The preparation and transmittal of the record on appeal is the obligation of the clerk of the lower court, board or agency, and any questions concerning form or content should be addressed to the trial forum in the first instance. Parties should check with the clerk of the lower court, board or agency to determine whether everything relevant to the issues on appeal will be included initially in the record on appeal in order to obviate motions to supplement the record. The record is transmitted to the appellate court as soon as it is complete, except as provided in Local Rule 10(a). Local Rule 10(a) does not apply to records in cases in which one or more parties are proceeding without counsel on appeal.
Local Rule 10(c). Transcripts.

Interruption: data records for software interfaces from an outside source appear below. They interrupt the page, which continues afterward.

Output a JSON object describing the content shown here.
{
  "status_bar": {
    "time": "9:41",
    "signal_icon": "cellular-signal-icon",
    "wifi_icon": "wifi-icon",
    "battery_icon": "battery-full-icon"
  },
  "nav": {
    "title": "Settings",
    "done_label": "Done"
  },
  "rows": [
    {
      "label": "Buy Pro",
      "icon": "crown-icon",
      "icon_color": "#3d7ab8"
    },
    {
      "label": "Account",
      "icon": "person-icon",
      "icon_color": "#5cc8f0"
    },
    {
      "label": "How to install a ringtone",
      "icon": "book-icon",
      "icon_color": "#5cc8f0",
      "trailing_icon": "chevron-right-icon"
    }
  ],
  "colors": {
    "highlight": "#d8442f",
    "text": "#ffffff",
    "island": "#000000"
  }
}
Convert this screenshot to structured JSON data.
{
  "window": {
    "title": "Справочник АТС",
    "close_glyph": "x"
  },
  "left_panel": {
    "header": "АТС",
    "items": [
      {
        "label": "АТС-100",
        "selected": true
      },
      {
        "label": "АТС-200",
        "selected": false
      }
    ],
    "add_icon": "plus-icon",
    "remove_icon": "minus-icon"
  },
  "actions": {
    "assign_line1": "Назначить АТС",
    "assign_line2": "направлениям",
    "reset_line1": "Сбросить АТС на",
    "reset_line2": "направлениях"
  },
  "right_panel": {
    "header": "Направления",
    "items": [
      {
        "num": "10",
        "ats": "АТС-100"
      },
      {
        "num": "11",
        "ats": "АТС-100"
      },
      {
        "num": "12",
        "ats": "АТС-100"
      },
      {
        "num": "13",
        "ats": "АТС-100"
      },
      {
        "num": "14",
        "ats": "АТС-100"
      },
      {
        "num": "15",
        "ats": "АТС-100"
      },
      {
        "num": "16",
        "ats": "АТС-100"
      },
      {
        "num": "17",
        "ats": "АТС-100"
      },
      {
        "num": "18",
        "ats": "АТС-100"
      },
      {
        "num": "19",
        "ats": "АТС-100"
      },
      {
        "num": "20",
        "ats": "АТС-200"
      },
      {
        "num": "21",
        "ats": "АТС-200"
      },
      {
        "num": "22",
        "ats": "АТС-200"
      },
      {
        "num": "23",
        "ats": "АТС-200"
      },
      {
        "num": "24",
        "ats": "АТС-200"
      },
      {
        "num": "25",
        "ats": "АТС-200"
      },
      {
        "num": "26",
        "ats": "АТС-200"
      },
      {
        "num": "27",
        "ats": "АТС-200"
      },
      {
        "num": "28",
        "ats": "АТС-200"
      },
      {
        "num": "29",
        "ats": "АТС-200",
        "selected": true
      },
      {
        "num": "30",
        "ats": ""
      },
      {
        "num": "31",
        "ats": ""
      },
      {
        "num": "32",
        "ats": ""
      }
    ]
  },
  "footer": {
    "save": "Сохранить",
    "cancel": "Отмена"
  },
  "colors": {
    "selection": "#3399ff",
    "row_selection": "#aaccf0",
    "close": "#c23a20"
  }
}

(1) Responsibilities and designation. The appellant has the duty of ordering transcript of all parts of the proceedings material to the issues to be raised on appeal whether favorable or unfavorable to appellant's position. Appellant should complete the transcript order (form available at www.ca4.uscourts.gov) and distribute the form to the Clerk of the Court of Appeals, the court reporter, the clerk of the district court, and the appellee.
Before the transcript order is distributed, appellant must make appropriate financial arrangements with the court reporter for either immediate payment in full or in other form acceptable to the court reporter, payment pursuant to the Criminal Justice Act, or at government expense pursuant to 28 U.S.C. § 753(f).
In cross-appeals each party must order those parts of the transcript pertinent to the issues of such appeals. The parties are encouraged to agree upon those parts of the transcript jointly needed and to apportion the cost, with additional portions being ordered and paid for by the party considering them essential to that party's appeal.
If the entire transcript of proceedings is not to be prepared, the appellant's docketing statement filed pursuant to Local Rule 3(b) may constitute the statement of issues required by FRAP 10(b)(3)(A).
(2) Monitoring and receipt by clerk. Failure to order timely a transcript, failure to make satisfactory financial arrangements with the court reporter, or failure to specify in adequate detail those proceedings to be transcribed will subject the appeal to dismissal by the clerk for want of prosecution pursuant to Local Rule 45. The Clerk's Office is charged with monitoring the status of transcripts pending with court reporters.
(3) Statement in lieu of transcript. The parties may prepare and sign a statement of the case in lieu of the transcript or the entire record on appeal. The use of a statement in lieu of a transcript of a hearing substantially accelerates the appellate process. The statement should contain a description of the essential facts averred and proved or sought to be proved and a summary of pertinent testimony.
(4) Guidelines for Preparation of Appellate Transcripts in the Fourth Circuit. The Fourth Circuit Judicial Council has adopted guidelines to define the obligations of appellants, appellees, clerks of the district court, court reporters and the Clerk of the Court of Appeals in the ordering, preparation, and filing of transcripts completed pursuant to these rules.
Local Rule 10(d). Supplemental Records, Modification, or Correction.
Disputes concerning the accuracy or composition of the record on appeal should be resolved in the trial court in the first instance, although the Court of Appeals has the power, either on motion or of its own accord, to require that the record be corrected or supplemented. It is unnecessary to seek permission of the Court of Appeals to supplement the record and the record may be supplemented by the parties by stipulation or by order of the district court at any time during the appellate process.
 
 
 
Former Local Rule 10 redesignated Local Rule 10(a) December 1, 1995; amended April 1, 2008.
Former I.O.P.-10.1 redesignated Local Rule 10(b) December 1, 1995; amended December 1, 1998, and December 1, 2009.
Former I.O.P.-10.2 redesignated Local Rule 10(c) December 1, 1995; amended December 1, 1998, and December 1, 2009.
Former I.O.P.-10.3 redesignated Local Rule 10(d) December 1, 1995; amended December 1, 2000, and May 18, 2004. Former Local Rule 10(d) amended and renumbered as Local Rule 25(c) April 16, 2007.
Former I.O.P.-10.4 redesignated Local Rule 10(e) December 1, 1995; redesignated Local Rule 10(d) April 16, 2007.